HOW TO COMPLETE THIS TASK: Which lines in the data below contain the word "heading"? Return each of them.

[Opening EXERCISE DATA section]

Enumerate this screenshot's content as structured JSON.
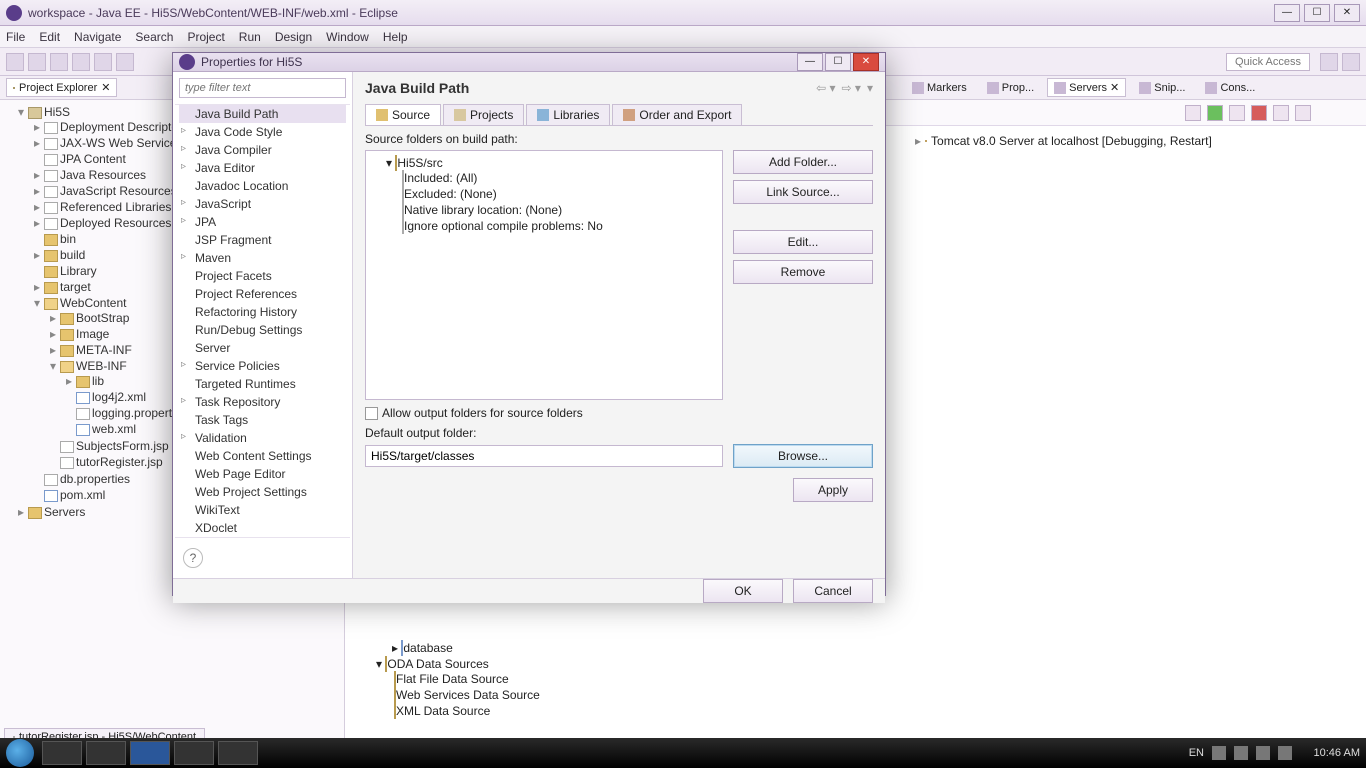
{
  "window": {
    "title": "workspace - Java EE - Hi5S/WebContent/WEB-INF/web.xml - Eclipse",
    "minimize": "—",
    "maximize": "☐",
    "close": "✕"
  },
  "menu": [
    "File",
    "Edit",
    "Navigate",
    "Search",
    "Project",
    "Run",
    "Design",
    "Window",
    "Help"
  ],
  "quick_access": "Quick Access",
  "project_explorer": {
    "title": "Project Explorer",
    "root": "Hi5S",
    "nodes": [
      "Deployment Descriptor",
      "JAX-WS Web Services",
      "JPA Content",
      "Java Resources",
      "JavaScript Resources",
      "Referenced Libraries",
      "Deployed Resources",
      "bin",
      "build",
      "Library",
      "target"
    ],
    "webcontent": "WebContent",
    "wc_children": [
      "BootStrap",
      "Image",
      "META-INF"
    ],
    "webinf": "WEB-INF",
    "webinf_children": [
      "lib",
      "log4j2.xml",
      "logging.properties",
      "web.xml"
    ],
    "after_wc": [
      "SubjectsForm.jsp",
      "tutorRegister.jsp",
      "db.properties",
      "pom.xml"
    ],
    "servers": "Servers"
  },
  "right_tabs": {
    "markers": "Markers",
    "properties": "Prop...",
    "servers": "Servers",
    "snippets": "Snip...",
    "console": "Cons..."
  },
  "server_entry": "Tomcat v8.0 Server at localhost  [Debugging, Restart]",
  "data_tree": {
    "database": "database",
    "oda": "ODA Data Sources",
    "children": [
      "Flat File Data Source",
      "Web Services Data Source",
      "XML Data Source"
    ]
  },
  "bottom_tab": "tutorRegister.jsp - Hi5S/WebContent",
  "dialog": {
    "title": "Properties for Hi5S",
    "filter_placeholder": "type filter text",
    "categories": [
      "Java Build Path",
      "Java Code Style",
      "Java Compiler",
      "Java Editor",
      "Javadoc Location",
      "JavaScript",
      "JPA",
      "JSP Fragment",
      "Maven",
      "Project Facets",
      "Project References",
      "Refactoring History",
      "Run/Debug Settings",
      "Server",
      "Service Policies",
      "Targeted Runtimes",
      "Task Repository",
      "Task Tags",
      "Validation",
      "Web Content Settings",
      "Web Page Editor",
      "Web Project Settings",
      "WikiText",
      "XDoclet"
    ],
    "expandable": [
      1,
      2,
      3,
      5,
      6,
      8,
      14,
      16,
      18
    ],
    "heading": "Java Build Path",
    "tabs": {
      "source": "Source",
      "projects": "Projects",
      "libraries": "Libraries",
      "order": "Order and Export"
    },
    "source_label": "Source folders on build path:",
    "src_root": "Hi5S/src",
    "src_children": [
      "Included: (All)",
      "Excluded: (None)",
      "Native library location: (None)",
      "Ignore optional compile problems: No"
    ],
    "buttons": {
      "add": "Add Folder...",
      "link": "Link Source...",
      "edit": "Edit...",
      "remove": "Remove"
    },
    "allow_output": "Allow output folders for source folders",
    "default_output_label": "Default output folder:",
    "default_output_value": "Hi5S/target/classes",
    "browse": "Browse...",
    "apply": "Apply",
    "ok": "OK",
    "cancel": "Cancel"
  },
  "taskbar": {
    "lang": "EN",
    "time": "10:46 AM"
  }
}
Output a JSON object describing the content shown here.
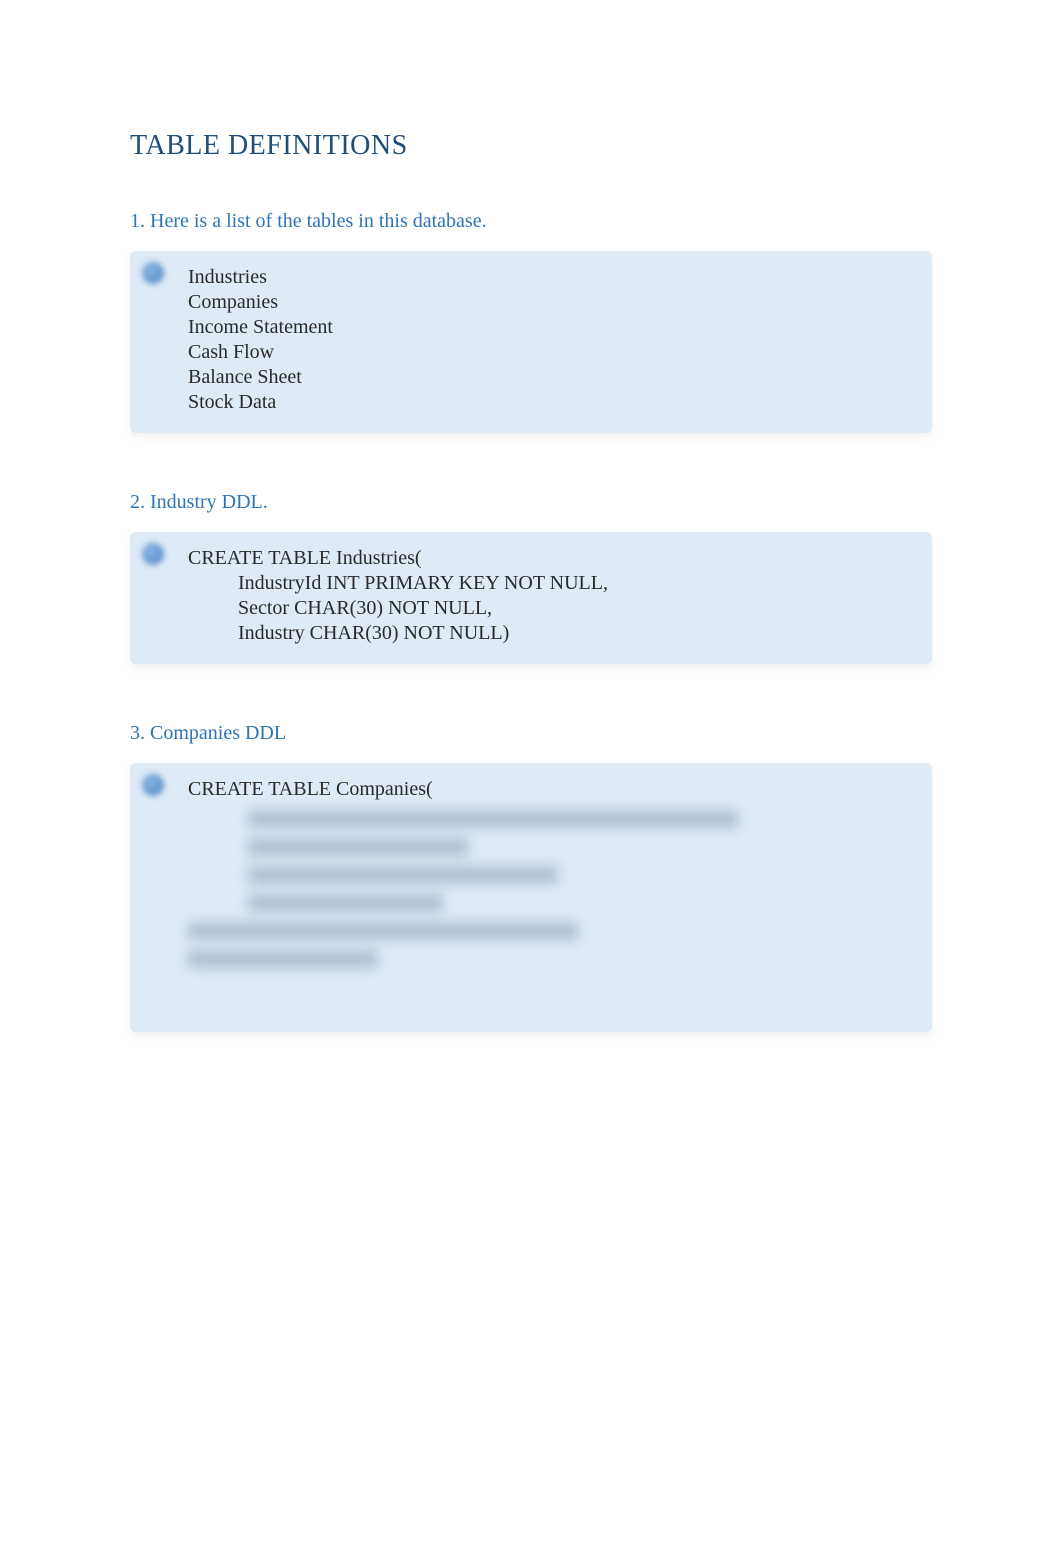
{
  "title": "TABLE DEFINITIONS",
  "sections": [
    {
      "heading": "1. Here is a list of the tables in this database.",
      "code": "Industries\nCompanies\nIncome Statement\nCash Flow\nBalance Sheet\nStock Data"
    },
    {
      "heading": "2.  Industry  DDL.",
      "code": "CREATE TABLE Industries(\n          IndustryId INT PRIMARY KEY NOT NULL,\n          Sector CHAR(30) NOT NULL,\n          Industry CHAR(30) NOT NULL)"
    },
    {
      "heading": "3.  Companies  DDL",
      "code_visible": "CREATE TABLE Companies("
    }
  ]
}
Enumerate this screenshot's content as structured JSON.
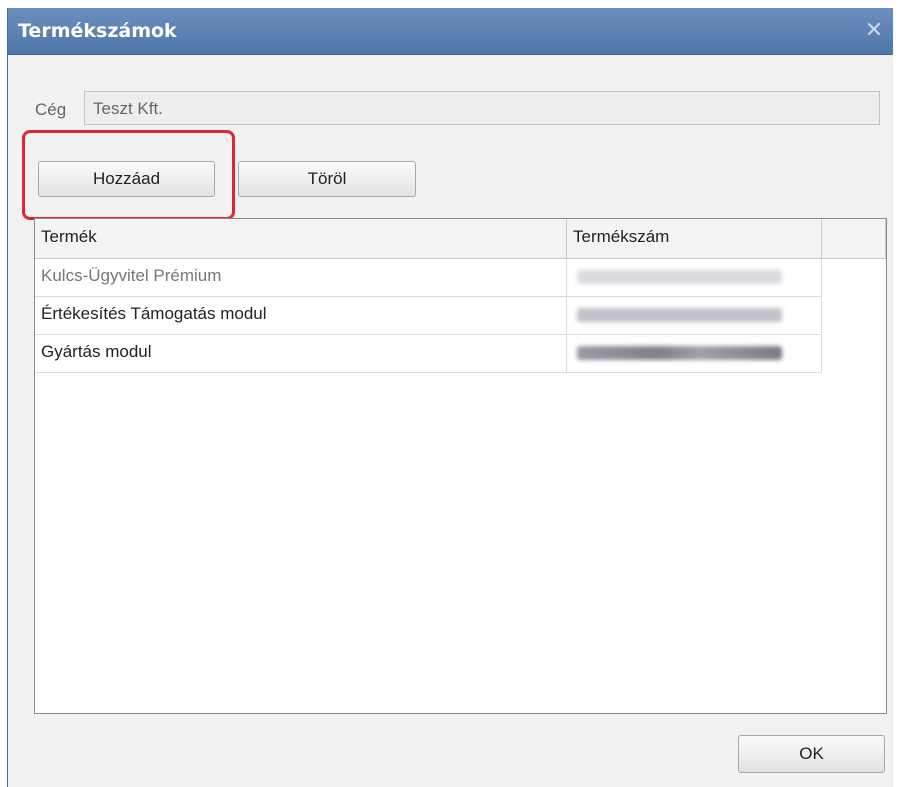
{
  "window": {
    "title": "Termékszámok",
    "close_symbol": "✕"
  },
  "company": {
    "label": "Cég",
    "value": "Teszt Kft."
  },
  "toolbar": {
    "add_label": "Hozzáad",
    "delete_label": "Töröl"
  },
  "grid": {
    "columns": [
      "Termék",
      "Termékszám"
    ],
    "rows": [
      {
        "product": "Kulcs-Ügyvitel Prémium",
        "number_redacted": true
      },
      {
        "product": "Értékesítés Támogatás modul",
        "number_redacted": true
      },
      {
        "product": "Gyártás modul",
        "number_redacted": true
      }
    ]
  },
  "footer": {
    "ok_label": "OK"
  },
  "colors": {
    "titlebar": "#4f76a8",
    "highlight": "#e0262e"
  }
}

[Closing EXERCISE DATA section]

TASK RESULT:
    "heading": "Java Build Path",
      "heading": "1. Here is a list of the tables in this database.",
      "heading": "2.  Industry  DDL.",
      "heading": "3.  Companies  DDL",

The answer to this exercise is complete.